• **Problem details**
Write the records out exactly as they read, but not the pictures.

• **Exercise inputs**

******

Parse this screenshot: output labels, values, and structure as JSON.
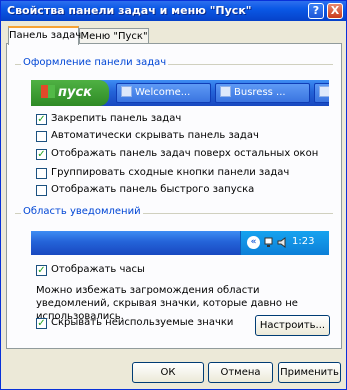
{
  "window": {
    "title": "Свойства панели задач и меню \"Пуск\""
  },
  "title_buttons": {
    "help": "?",
    "close": "X"
  },
  "tabs": [
    {
      "label": "Панель задач",
      "active": true
    },
    {
      "label": "Меню \"Пуск\"",
      "active": false
    }
  ],
  "taskbar_group": {
    "legend": "Оформление панели задач",
    "preview": {
      "start_label": "пуск",
      "buttons": [
        "Welcome...",
        "Busress ...",
        ""
      ]
    },
    "options": [
      {
        "label": "Закрепить панель задач",
        "checked": true
      },
      {
        "label": "Автоматически скрывать панель задач",
        "checked": false
      },
      {
        "label": "Отображать панель задач поверх остальных окон",
        "checked": true
      },
      {
        "label": "Группировать сходные кнопки панели задач",
        "checked": false
      },
      {
        "label": "Отображать панель быстрого запуска",
        "checked": false
      }
    ]
  },
  "notification_group": {
    "legend": "Область уведомлений",
    "preview": {
      "chevron": "«",
      "clock": "1:23"
    },
    "show_clock": {
      "label": "Отображать часы",
      "checked": true
    },
    "description": "Можно избежать загромождения области уведомлений, скрывая значки, которые давно не использовались.",
    "hide_inactive": {
      "label": "Скрывать неиспользуемые значки",
      "checked": true
    },
    "customize_label": "Настроить..."
  },
  "footer": {
    "ok": "ОК",
    "cancel": "Отмена",
    "apply": "Применить"
  },
  "colors": {
    "accent_blue": "#0046d5",
    "start_green": "#3fa335",
    "taskbar_blue": "#245edb",
    "check_green": "#21a121"
  }
}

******

• **Answer section**
Parse this screenshot: output labels, values, and structure as JSON.
{
  "window": {
    "title": "Свойства панели задач и меню \"Пуск\""
  },
  "title_buttons": {
    "help": "?",
    "close": "X"
  },
  "tabs": [
    {
      "label": "Панель задач",
      "active": true
    },
    {
      "label": "Меню \"Пуск\"",
      "active": false
    }
  ],
  "taskbar_group": {
    "legend": "Оформление панели задач",
    "preview": {
      "start_label": "пуск",
      "buttons": [
        "Welcome...",
        "Busress ...",
        ""
      ]
    },
    "options": [
      {
        "label": "Закрепить панель задач",
        "checked": true
      },
      {
        "label": "Автоматически скрывать панель задач",
        "checked": false
      },
      {
        "label": "Отображать панель задач поверх остальных окон",
        "checked": true
      },
      {
        "label": "Группировать сходные кнопки панели задач",
        "checked": false
      },
      {
        "label": "Отображать панель быстрого запуска",
        "checked": false
      }
    ]
  },
  "notification_group": {
    "legend": "Область уведомлений",
    "preview": {
      "chevron": "«",
      "clock": "1:23"
    },
    "show_clock": {
      "label": "Отображать часы",
      "checked": true
    },
    "description": "Можно избежать загромождения области уведомлений, скрывая значки, которые давно не использовались.",
    "hide_inactive": {
      "label": "Скрывать неиспользуемые значки",
      "checked": true
    },
    "customize_label": "Настроить..."
  },
  "footer": {
    "ok": "ОК",
    "cancel": "Отмена",
    "apply": "Применить"
  },
  "colors": {
    "accent_blue": "#0046d5",
    "start_green": "#3fa335",
    "taskbar_blue": "#245edb",
    "check_green": "#21a121"
  }
}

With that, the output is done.